_What is expected_: Check each line of the material for the string "JSON", and copy the lines that have it.

─── Records for the exercise

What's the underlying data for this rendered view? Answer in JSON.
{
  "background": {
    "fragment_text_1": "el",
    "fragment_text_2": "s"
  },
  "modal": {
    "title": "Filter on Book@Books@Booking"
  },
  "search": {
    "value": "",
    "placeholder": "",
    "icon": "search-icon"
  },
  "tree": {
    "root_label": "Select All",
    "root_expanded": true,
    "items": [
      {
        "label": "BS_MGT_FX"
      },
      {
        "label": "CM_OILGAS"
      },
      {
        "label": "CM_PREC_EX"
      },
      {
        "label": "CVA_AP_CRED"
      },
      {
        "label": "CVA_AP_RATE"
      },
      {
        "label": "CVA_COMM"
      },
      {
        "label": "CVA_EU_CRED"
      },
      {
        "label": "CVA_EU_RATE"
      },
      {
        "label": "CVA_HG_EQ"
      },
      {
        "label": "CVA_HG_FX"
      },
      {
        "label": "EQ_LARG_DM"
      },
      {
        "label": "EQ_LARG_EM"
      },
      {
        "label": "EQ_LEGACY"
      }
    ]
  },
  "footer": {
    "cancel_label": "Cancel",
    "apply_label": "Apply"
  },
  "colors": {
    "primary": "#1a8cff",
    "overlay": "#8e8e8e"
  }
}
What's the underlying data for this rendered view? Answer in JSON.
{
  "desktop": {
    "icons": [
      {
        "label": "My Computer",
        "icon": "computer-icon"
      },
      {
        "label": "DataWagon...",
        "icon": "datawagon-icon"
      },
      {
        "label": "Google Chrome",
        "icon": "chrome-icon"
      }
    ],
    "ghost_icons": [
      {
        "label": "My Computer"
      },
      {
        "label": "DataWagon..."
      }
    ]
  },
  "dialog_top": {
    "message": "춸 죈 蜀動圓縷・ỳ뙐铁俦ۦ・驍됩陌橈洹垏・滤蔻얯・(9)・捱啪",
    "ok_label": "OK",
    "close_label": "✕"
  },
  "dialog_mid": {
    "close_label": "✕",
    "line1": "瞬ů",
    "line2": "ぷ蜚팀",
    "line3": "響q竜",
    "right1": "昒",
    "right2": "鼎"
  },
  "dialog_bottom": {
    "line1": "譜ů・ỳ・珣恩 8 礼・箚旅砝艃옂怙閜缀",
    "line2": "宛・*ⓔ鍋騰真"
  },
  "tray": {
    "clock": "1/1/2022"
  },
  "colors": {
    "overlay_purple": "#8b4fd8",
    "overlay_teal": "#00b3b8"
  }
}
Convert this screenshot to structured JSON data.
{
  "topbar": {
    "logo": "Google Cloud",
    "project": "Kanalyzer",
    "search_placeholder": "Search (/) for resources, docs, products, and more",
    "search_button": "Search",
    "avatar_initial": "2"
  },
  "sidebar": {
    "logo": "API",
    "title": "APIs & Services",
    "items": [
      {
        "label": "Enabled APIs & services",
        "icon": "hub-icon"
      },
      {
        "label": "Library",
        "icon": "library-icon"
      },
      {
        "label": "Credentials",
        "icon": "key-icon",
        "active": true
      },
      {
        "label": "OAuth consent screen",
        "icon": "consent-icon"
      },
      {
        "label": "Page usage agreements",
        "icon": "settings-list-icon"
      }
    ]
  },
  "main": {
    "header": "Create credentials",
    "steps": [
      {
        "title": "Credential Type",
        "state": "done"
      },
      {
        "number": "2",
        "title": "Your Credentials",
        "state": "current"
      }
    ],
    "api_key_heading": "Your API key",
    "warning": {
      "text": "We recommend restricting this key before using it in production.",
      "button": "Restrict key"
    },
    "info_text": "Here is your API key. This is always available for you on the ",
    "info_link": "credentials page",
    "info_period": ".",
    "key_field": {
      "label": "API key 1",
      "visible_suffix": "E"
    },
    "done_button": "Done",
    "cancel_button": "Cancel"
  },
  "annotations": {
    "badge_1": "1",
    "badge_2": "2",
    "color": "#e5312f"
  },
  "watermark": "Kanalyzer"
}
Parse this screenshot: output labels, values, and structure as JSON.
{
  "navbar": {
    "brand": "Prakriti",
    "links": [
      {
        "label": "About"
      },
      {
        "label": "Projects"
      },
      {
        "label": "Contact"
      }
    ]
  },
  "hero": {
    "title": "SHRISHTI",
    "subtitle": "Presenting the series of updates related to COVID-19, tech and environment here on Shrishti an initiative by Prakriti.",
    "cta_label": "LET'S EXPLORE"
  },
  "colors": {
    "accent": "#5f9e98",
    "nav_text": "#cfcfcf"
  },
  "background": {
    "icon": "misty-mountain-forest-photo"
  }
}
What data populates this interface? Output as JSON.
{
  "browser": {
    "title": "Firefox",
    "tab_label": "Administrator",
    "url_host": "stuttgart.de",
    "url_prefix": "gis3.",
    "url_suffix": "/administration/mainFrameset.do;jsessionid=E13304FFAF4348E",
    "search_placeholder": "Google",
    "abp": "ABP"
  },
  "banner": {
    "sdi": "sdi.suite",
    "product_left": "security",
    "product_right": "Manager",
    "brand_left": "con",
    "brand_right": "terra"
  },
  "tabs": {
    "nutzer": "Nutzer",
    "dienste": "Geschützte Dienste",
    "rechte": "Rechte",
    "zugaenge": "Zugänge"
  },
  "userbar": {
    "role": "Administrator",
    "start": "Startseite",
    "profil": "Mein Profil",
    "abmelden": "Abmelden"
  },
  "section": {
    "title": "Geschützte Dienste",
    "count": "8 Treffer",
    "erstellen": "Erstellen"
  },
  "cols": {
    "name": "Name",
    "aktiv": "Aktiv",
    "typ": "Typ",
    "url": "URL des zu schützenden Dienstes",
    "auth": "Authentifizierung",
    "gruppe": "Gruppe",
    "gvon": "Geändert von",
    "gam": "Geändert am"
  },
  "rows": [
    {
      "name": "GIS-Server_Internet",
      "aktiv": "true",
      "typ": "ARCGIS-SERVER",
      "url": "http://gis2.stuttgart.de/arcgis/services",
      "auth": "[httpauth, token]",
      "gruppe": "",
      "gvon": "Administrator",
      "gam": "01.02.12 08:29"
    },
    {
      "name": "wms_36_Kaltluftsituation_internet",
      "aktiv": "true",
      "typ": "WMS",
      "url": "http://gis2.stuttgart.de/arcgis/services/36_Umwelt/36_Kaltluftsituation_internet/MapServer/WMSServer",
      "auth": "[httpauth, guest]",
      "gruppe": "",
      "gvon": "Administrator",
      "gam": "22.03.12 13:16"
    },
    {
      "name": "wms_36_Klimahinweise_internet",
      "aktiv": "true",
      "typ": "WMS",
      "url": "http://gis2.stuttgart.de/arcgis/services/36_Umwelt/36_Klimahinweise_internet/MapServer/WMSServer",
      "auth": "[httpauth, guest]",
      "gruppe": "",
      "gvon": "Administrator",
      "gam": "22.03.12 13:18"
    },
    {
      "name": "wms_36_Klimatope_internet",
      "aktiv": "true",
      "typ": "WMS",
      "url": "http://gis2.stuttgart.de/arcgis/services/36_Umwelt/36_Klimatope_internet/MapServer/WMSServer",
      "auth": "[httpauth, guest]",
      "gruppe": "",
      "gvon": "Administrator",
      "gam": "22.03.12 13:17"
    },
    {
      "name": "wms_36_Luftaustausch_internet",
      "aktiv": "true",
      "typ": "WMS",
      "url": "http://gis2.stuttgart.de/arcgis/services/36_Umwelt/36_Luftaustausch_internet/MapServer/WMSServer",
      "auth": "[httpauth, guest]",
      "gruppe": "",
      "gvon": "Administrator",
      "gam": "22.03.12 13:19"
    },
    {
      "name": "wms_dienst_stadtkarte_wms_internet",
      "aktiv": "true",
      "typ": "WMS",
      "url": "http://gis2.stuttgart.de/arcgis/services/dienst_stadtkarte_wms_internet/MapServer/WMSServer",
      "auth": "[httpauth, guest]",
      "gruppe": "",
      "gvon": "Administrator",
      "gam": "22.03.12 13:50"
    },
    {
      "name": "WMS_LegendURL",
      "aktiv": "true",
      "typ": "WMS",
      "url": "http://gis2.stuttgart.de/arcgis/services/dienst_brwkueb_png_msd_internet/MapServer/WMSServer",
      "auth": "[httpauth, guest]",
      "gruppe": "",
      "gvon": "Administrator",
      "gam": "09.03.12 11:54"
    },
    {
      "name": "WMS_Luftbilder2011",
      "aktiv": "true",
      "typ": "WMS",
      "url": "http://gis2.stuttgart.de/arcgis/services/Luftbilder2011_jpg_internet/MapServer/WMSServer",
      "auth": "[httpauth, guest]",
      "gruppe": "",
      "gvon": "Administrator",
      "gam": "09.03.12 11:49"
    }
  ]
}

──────

_Finished exercise_:
What's the underlying data for this rendered view? Answer in JSON.
What's the underlying data for this rendered view? Answer in JSON.
Convert this screenshot to structured JSON data.
Parse this screenshot: output labels, values, and structure as JSON.
What data populates this interface? Output as JSON.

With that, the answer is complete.